— Exercise details —
Below are records; report the number of lines among them that include the word "true", and nothing further.

[Stored entries]
────────
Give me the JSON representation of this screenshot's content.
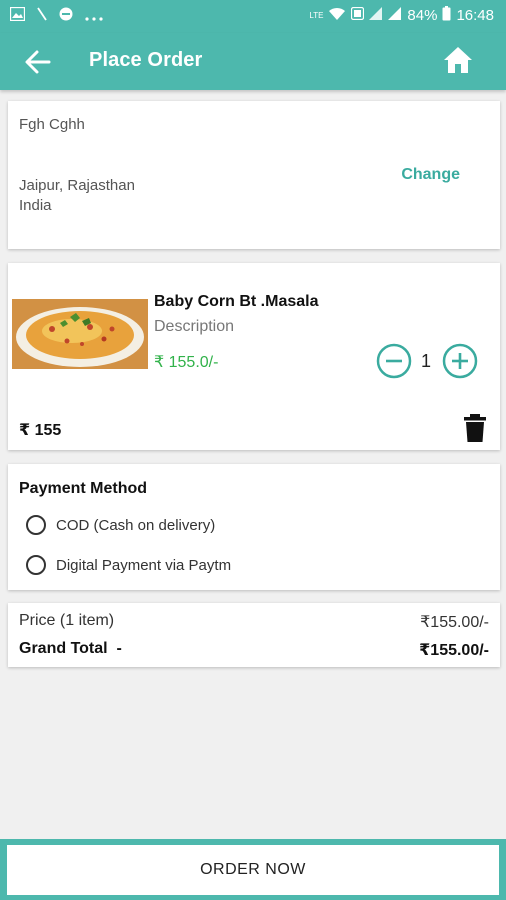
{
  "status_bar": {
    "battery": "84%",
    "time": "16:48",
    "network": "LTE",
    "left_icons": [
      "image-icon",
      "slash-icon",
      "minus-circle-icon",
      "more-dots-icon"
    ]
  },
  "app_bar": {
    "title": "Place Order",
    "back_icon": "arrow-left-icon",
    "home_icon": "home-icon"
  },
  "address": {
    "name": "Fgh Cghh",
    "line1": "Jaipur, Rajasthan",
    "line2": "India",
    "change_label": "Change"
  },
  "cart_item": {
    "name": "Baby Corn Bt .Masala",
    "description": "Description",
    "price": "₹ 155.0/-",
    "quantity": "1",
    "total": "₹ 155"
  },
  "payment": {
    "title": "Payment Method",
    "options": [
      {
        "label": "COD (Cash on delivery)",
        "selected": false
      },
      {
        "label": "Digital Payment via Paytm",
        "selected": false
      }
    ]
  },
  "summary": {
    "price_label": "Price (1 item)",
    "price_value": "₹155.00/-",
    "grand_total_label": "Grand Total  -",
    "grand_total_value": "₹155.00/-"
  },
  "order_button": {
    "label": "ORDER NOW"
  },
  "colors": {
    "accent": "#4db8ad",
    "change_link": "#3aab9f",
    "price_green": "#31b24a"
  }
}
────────
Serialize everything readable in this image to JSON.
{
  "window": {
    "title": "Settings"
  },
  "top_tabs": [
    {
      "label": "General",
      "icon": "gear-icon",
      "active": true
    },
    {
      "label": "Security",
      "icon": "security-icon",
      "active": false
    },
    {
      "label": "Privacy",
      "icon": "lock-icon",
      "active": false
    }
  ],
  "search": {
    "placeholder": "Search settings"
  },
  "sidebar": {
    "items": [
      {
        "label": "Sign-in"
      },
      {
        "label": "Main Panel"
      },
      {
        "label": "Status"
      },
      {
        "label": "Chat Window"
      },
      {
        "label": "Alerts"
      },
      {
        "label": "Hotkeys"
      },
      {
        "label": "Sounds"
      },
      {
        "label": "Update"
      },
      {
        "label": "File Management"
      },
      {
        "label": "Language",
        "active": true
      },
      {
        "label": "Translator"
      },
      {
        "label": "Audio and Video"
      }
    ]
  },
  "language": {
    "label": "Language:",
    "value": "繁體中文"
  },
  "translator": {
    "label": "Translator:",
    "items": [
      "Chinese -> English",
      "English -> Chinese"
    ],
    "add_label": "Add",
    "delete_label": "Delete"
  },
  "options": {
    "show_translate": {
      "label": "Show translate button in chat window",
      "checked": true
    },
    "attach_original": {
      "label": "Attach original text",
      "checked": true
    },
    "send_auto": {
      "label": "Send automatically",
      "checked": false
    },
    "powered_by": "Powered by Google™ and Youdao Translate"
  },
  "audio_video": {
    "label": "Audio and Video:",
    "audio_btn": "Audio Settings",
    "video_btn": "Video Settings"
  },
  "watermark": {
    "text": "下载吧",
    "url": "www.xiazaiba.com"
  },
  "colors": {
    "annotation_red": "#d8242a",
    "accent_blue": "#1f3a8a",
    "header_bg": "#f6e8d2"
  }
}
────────
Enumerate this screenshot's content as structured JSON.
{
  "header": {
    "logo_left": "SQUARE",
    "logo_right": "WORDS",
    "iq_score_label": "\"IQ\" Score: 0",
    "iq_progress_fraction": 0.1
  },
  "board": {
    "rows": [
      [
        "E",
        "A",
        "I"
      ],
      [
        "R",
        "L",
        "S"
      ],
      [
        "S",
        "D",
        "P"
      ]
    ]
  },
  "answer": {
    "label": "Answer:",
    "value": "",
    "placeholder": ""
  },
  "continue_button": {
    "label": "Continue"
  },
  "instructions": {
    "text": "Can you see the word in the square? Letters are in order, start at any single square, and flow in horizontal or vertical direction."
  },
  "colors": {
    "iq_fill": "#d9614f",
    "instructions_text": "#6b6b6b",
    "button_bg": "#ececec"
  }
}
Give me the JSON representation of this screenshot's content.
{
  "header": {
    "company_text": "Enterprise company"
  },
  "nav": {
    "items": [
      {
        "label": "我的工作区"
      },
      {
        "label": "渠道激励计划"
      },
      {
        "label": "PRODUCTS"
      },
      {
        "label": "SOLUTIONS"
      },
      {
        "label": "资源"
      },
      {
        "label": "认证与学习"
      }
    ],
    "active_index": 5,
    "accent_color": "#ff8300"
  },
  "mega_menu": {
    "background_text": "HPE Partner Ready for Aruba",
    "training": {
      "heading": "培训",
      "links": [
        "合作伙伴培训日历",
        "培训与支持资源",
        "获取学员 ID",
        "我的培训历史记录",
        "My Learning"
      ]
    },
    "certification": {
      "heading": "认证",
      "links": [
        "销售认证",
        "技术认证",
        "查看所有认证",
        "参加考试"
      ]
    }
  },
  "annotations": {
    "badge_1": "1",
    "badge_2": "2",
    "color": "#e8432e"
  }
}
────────
— Finished task —
4